The workers, suspicious of the Compact Two initiative and perhaps not adequately abreast with the terms therein, are asking to be paid their severance allowances even as they simultaneously join the ranks of the new company.
It is an attempt at rewriting the rules of commonsense. Just how they can convince Ghanaians with their brand of logic is something we are yet to see. Until they are able to convince us, we doubt they can, we can only consider their demand as a non-starter, which must be thrown overboard immediately.
The issue of electricity is critical in any country. In Ghana it is, more so considering what the country went through in the past few years – the accompanying consequences too glaring even for the uninitiated to economics.

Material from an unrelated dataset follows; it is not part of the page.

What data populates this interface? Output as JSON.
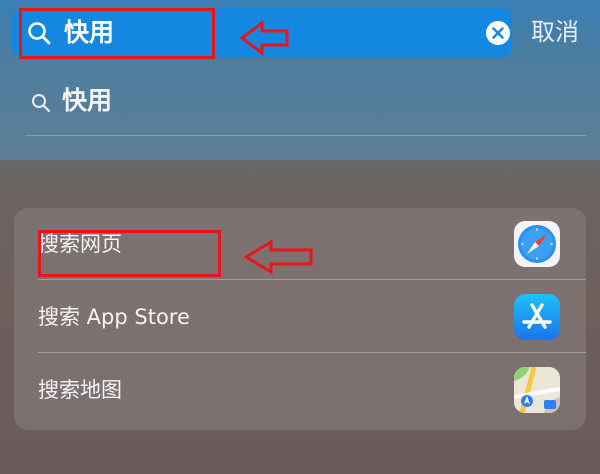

We cannot but go along with the terms agreed with the concessionaire; the amount of money to be saved for other development activities prominent. The $1.5 billion which would be saved for other critical projects in the country through the implementation of the deal is a rare offer we cannot toy with.
Imagine the infrastructural development this amount of money can be used for our compatriots.
Leadership is about taking decisions which are in the best interest of all and going along with these regardless of sentiments and actions which would not serve the good of the general society.
Any machination, such as the ECG workers seek to unleash on the country by their unfeasible and unrealistic demand, must not be entertained. The negative repercussions of such demands can impact untowardly on our expectations from the new deal.
The erratic power supply which visited the country in the years past requires a holistic response, unwavering one of course.
The Energy Minister has so far put up the grade of resilience which only good leaders exhibit. Let him stay the course because it is in our interest to do so.
All must gird their loins including ECG workers so we can move toward an efficient delivery of energy to drive the economy.
Indeed the workers have the right to demand what in their estimation serves their best interest; the greater interest which is the country’s supersedes any individual’s or groups’ for that matter.
The severance allowances are their entitlements but for them to enjoy these while migrating automatically to the new company smacks of ‘nonsense’ for want of a better expression.
As an essential service provider, the ECG workers should be the last group of Ghanaians to seek to throw spanners into the wheels.